New Buoyant-Aircraft Design Could Lead to Fleets of Efficient Cargo Zeppelins

A California company is working on a new airship design that could solve one of the biggest problems facing buoyancy-aided aircraft — how to control floatworthiness without wasting fuel.

Aeros, founded by Russian-born entrepreneur Igor Pasternak, is working on a rigid-hulled airship that varies its buoyancy to take off and land vertically. By compressing and decompressing helium, the density in the ship can be varied as a means to control the ship’s static heaviness. Static heaviness is the ratio of buoyancy to gravity, and it’s the main variable that must be controlled to fly a ship along a predictable path.

Buoyant ships can float in the air because their fuel, usually helium these days, is lighter than the air. Any kid who has ever lost a balloon at the county fair understands, and rues, this phenomenon. The buoyant gas is counterbalanced by fuel, cargo or other ballast, allowing the ship to fly at a controlled altitude. But in order to move forward, a ship has to burn fuel, and this reduces its weight — so it would gain altitude. To balance the buoyancy, airships must vent their precious helium or let in regular air, but this wastes an expensive and diminishing resource.

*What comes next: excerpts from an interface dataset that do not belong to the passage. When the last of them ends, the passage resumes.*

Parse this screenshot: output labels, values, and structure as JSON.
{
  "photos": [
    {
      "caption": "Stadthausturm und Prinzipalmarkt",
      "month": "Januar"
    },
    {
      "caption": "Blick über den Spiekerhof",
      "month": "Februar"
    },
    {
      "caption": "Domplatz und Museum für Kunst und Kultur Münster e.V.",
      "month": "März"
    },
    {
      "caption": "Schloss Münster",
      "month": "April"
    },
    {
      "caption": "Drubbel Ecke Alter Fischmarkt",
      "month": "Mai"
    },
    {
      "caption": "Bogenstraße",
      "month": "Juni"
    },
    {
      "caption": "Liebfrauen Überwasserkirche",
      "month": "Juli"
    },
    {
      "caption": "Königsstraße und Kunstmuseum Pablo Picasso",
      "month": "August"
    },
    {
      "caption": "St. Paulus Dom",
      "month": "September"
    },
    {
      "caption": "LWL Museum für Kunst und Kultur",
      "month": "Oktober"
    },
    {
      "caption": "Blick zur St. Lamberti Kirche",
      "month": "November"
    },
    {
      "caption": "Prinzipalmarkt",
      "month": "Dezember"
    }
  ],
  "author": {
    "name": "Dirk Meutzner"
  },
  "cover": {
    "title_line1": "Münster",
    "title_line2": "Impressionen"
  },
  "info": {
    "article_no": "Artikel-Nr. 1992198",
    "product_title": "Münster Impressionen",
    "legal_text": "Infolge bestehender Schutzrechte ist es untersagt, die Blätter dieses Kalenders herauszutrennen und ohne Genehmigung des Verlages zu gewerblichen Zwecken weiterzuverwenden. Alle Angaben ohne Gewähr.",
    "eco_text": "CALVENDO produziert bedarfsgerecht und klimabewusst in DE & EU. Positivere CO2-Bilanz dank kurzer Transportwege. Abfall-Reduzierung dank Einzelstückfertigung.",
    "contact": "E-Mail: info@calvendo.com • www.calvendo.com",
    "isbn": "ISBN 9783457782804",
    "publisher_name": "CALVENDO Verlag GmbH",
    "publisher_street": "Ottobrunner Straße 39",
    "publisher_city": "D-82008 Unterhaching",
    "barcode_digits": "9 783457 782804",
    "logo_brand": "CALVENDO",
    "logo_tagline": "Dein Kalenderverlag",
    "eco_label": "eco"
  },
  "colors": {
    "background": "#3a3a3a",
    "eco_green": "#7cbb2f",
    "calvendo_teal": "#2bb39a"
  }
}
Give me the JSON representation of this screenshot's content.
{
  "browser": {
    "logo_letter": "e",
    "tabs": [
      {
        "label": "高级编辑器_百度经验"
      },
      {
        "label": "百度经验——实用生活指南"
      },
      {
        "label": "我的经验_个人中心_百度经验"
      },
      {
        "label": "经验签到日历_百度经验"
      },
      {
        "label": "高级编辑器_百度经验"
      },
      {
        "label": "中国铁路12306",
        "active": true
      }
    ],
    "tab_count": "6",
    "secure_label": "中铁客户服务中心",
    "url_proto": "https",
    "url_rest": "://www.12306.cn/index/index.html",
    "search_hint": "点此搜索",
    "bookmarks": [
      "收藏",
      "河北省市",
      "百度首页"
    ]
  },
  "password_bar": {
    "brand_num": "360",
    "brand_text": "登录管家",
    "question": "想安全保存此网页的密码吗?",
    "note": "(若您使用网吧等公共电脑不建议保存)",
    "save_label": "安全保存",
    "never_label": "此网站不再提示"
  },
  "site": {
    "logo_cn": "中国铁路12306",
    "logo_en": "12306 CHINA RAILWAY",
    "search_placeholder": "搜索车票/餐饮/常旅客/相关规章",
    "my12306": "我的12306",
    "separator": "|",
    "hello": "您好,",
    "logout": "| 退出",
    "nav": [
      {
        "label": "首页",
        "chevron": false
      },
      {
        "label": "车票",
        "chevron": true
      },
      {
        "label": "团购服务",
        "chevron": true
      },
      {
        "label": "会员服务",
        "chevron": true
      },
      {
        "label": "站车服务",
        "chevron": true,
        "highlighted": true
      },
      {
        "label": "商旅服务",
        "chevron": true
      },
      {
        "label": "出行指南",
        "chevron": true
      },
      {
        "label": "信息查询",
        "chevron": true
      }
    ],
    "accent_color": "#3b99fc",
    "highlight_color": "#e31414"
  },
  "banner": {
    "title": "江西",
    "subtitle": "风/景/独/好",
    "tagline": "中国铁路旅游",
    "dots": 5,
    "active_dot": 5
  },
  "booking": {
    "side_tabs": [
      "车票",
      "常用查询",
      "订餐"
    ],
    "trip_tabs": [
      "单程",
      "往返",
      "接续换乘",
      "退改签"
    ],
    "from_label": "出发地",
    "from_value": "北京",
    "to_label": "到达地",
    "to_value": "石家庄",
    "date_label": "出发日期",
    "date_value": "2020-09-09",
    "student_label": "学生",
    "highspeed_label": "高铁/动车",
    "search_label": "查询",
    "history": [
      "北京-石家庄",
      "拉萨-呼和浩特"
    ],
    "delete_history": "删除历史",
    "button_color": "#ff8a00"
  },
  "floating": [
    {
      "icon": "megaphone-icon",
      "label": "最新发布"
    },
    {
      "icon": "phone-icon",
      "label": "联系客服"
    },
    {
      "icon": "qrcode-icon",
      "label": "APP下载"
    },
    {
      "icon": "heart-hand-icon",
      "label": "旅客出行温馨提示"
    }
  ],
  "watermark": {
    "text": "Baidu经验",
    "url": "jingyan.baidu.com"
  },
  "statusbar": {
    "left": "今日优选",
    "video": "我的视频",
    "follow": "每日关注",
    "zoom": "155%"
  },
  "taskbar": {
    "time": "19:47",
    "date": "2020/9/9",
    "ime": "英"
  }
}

Modern airship designs deal with this by employing non-rigid hulls, multi-lobed hulls containing different gases, taking on water ballast at cargo unloading docks, and so on. But Aeros uses a compression system instead, called Control of Static Heaviness (COSH). It involves a rigid airframe and a membrane containing helium gas. The membrane will contain pressurized tanks: More pressure in the tanks makes the vehicle heavier, and less makes it lighter, Aviation Week explains.

In 2012-2013, Aeros will test a ship called the Pelican, a 230-foot-long, 600,000-cubic-foot rigid air vehicle with the COSH system. The Pelican project is funded by the Pentagon’s Rapid Reaction Technology Office, after DARPA’s Walrus contest went the way of the dodo. Walrus was intended to loft an entire military battalion and all its equipment and plop it down somewhere else, but the project was later cancelled because it wasn’t feasible — the ship would have been so huge that it couldn’t fly above 10,000 feet, well within the range of surface-to-air weaponry.

Pelican still has some issues to iron out, such as providing enough lift to take off with a heavy load; the Register explains further. But on its face, changing gas density to control buoyancy seems like a novel solution to an old problem.

Aviation Week

cargo zeppelin aerocraft